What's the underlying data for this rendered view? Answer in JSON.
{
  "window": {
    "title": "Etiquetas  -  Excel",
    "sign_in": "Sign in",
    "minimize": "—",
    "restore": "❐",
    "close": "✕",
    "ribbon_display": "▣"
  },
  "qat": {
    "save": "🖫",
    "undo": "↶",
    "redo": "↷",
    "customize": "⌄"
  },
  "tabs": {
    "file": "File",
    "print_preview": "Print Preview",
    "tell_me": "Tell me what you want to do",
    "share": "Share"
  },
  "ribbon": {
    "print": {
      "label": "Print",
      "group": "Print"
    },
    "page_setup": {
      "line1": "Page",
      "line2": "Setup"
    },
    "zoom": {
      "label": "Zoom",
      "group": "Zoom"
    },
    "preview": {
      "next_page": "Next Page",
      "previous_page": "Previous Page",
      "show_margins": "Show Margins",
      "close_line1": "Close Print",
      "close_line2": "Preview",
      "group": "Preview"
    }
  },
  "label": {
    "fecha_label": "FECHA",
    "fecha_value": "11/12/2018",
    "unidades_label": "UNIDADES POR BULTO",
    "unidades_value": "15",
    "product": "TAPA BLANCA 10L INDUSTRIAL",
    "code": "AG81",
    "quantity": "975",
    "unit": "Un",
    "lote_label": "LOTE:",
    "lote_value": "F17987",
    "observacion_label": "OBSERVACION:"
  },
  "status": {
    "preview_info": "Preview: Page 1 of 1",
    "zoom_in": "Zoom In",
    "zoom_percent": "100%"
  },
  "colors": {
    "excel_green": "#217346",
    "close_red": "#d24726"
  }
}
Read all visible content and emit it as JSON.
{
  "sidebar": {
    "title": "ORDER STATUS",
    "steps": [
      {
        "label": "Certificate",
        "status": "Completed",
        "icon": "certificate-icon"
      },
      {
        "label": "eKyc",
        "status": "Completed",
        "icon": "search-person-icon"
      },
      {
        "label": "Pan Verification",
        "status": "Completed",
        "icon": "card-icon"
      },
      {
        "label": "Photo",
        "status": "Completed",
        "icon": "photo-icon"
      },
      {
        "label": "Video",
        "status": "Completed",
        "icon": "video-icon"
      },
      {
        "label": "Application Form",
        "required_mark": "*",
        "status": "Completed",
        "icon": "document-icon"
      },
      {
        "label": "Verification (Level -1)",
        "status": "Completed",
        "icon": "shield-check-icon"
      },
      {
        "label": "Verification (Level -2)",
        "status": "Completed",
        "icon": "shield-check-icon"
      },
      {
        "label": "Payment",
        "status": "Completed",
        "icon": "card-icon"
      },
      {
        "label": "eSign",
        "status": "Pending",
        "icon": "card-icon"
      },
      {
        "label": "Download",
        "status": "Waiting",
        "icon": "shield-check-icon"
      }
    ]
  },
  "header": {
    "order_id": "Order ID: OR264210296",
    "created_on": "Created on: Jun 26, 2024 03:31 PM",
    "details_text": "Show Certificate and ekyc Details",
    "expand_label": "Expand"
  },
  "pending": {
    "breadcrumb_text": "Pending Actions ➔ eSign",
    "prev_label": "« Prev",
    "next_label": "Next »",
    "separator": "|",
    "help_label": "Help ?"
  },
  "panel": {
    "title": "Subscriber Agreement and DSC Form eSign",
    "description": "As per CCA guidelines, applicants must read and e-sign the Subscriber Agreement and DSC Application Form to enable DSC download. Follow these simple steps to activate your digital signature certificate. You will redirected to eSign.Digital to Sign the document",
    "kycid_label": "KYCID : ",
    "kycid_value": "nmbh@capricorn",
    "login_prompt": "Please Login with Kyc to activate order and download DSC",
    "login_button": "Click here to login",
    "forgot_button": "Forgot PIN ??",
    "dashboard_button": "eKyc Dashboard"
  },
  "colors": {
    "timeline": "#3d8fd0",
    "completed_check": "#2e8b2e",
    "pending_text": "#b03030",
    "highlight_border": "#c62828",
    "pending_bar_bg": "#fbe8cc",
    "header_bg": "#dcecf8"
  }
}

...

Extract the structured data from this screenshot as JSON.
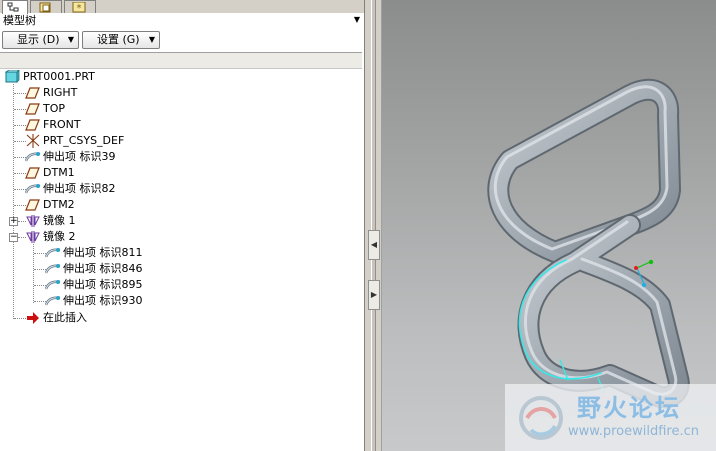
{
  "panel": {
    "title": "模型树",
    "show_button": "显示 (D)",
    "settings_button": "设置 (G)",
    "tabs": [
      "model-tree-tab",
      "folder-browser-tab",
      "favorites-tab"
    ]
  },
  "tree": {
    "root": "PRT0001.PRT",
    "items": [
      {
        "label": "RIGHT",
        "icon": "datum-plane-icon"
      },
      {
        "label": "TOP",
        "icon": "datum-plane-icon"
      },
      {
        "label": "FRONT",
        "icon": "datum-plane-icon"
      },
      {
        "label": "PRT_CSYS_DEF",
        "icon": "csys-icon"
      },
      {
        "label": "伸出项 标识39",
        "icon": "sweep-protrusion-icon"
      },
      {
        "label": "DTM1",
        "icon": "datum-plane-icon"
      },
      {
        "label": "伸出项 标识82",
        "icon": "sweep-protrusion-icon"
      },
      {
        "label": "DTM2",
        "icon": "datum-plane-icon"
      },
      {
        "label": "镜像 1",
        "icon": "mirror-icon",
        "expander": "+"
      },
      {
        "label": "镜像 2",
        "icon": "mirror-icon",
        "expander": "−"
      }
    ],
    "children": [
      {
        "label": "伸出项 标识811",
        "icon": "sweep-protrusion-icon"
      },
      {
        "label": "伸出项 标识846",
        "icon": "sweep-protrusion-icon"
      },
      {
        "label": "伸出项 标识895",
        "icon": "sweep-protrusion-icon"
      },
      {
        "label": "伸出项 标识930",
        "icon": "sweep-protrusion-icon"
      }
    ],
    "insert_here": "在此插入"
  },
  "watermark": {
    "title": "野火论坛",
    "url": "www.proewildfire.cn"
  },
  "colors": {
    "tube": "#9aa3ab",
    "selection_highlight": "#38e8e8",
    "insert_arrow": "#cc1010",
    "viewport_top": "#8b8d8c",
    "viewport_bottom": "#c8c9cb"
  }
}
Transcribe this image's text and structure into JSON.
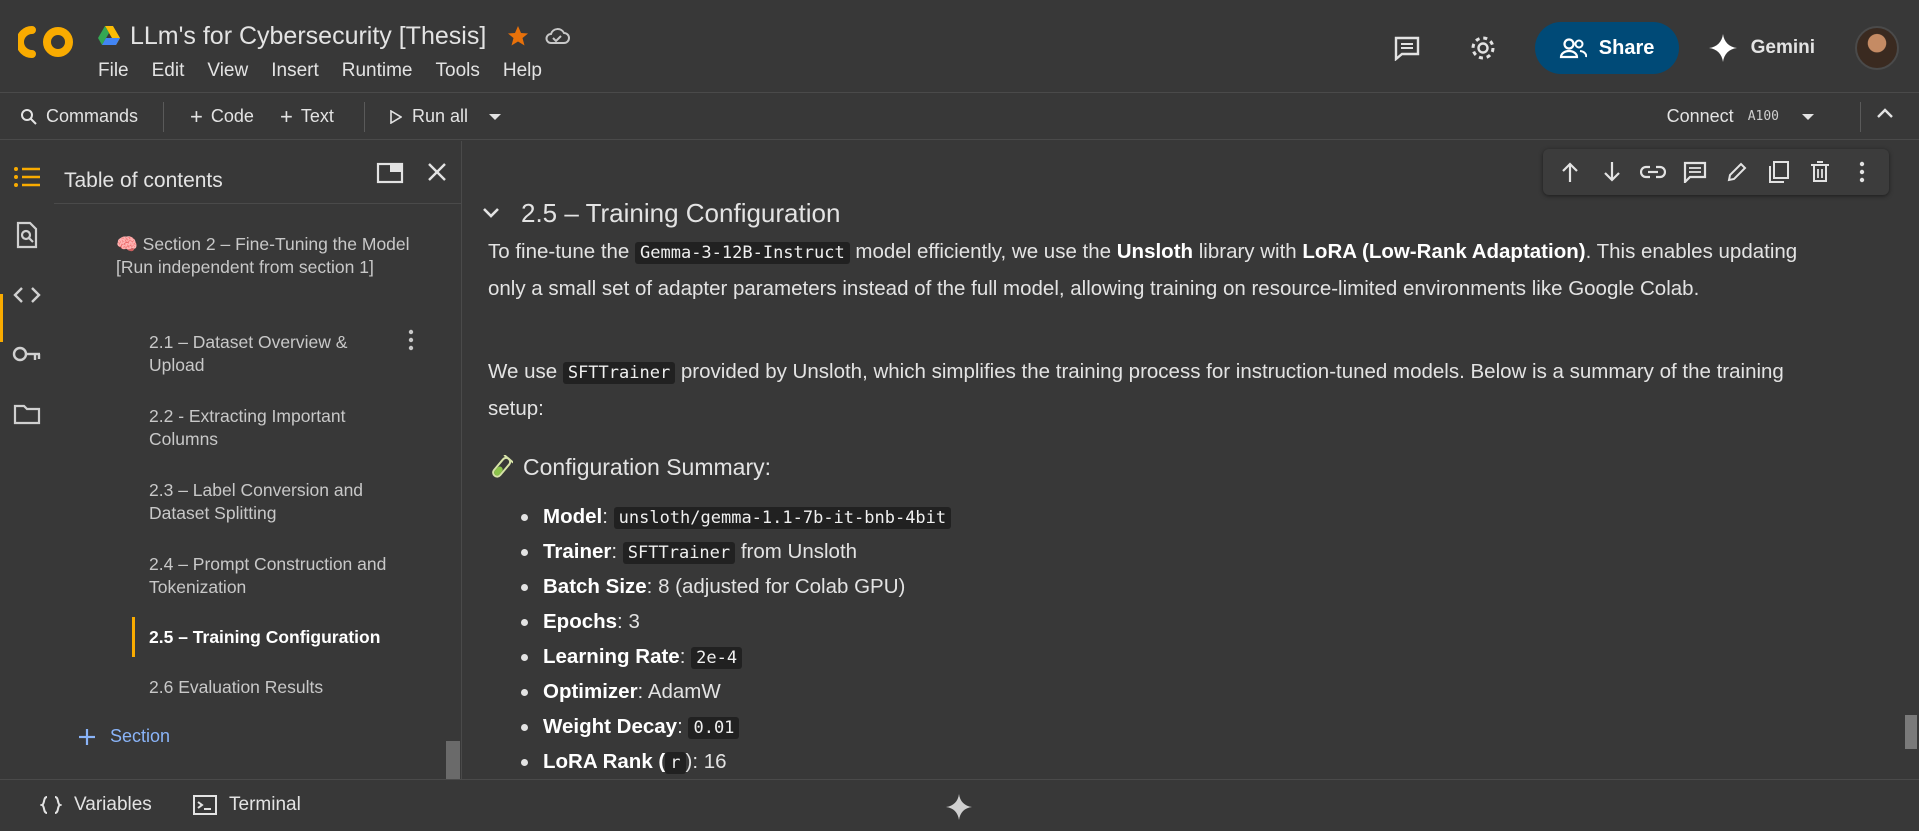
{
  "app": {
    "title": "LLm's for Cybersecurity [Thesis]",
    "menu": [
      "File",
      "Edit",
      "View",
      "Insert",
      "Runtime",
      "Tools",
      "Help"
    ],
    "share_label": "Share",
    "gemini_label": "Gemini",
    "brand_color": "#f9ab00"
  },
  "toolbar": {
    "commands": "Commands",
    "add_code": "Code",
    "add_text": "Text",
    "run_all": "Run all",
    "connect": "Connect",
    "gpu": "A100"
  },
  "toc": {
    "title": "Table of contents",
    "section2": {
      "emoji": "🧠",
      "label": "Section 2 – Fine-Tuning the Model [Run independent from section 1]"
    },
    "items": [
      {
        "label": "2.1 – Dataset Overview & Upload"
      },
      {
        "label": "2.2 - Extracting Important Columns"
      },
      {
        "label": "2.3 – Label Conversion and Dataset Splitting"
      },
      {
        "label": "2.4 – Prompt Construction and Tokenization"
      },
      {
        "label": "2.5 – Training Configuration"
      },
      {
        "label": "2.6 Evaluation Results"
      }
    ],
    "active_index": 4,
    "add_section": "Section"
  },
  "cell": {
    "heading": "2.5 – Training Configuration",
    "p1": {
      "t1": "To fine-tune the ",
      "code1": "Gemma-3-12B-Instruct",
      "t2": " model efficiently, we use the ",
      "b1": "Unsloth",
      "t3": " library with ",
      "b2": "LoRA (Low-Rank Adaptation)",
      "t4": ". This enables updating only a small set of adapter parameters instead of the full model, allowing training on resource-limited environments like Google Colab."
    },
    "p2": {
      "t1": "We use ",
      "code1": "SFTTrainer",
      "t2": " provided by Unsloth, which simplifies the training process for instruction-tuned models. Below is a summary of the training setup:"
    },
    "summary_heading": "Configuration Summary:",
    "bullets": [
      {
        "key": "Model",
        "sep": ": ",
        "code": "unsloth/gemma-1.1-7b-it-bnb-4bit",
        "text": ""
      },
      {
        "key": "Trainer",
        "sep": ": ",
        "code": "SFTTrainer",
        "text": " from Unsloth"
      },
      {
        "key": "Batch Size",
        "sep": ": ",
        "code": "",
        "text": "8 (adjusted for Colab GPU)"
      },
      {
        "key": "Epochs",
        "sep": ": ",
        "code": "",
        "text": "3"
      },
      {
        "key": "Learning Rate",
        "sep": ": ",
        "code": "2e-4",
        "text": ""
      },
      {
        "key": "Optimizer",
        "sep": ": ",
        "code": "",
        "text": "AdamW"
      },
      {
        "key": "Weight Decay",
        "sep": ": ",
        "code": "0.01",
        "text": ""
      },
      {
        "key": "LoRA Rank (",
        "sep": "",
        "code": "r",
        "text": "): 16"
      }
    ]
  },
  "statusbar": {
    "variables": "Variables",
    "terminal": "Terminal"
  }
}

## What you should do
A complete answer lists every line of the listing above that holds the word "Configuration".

## Expected output
        "label": "2.5 – Training Configuration"
    "heading": "2.5 – Training Configuration",
    "summary_heading": "Configuration Summary:",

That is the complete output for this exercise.